> _Provided data_:
= = = = = = =

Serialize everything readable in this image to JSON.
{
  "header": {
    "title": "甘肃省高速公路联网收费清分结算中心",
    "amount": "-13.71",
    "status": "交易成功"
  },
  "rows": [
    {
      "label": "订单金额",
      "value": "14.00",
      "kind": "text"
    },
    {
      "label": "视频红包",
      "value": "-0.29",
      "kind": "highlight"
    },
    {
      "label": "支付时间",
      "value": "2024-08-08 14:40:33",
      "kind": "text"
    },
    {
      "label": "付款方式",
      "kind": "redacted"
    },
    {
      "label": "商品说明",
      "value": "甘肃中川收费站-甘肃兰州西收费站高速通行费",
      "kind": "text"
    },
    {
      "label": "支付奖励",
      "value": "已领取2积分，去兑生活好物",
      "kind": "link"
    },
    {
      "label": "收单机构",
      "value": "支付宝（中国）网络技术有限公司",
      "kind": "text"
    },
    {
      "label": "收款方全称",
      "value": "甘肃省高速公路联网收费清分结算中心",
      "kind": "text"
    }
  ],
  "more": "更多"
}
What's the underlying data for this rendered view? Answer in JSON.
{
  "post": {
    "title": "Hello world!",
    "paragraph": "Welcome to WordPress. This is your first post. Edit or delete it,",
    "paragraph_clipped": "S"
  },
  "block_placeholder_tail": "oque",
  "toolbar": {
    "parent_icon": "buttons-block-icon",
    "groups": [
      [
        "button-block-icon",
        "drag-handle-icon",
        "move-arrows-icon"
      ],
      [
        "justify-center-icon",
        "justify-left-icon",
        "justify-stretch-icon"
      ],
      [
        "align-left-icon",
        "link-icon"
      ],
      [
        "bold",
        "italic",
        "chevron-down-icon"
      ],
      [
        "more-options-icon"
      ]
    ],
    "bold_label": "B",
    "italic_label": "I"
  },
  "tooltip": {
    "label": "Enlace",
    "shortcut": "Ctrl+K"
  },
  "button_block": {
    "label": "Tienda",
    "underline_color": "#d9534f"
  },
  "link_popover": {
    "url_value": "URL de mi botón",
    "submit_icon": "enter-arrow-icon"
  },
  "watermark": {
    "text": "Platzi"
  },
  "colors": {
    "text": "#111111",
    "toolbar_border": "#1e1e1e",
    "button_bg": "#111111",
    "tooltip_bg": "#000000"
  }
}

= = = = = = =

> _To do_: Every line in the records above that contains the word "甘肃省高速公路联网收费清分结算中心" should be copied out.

> _The answer_:
    "title": "甘肃省高速公路联网收费清分结算中心",
      "value": "甘肃省高速公路联网收费清分结算中心",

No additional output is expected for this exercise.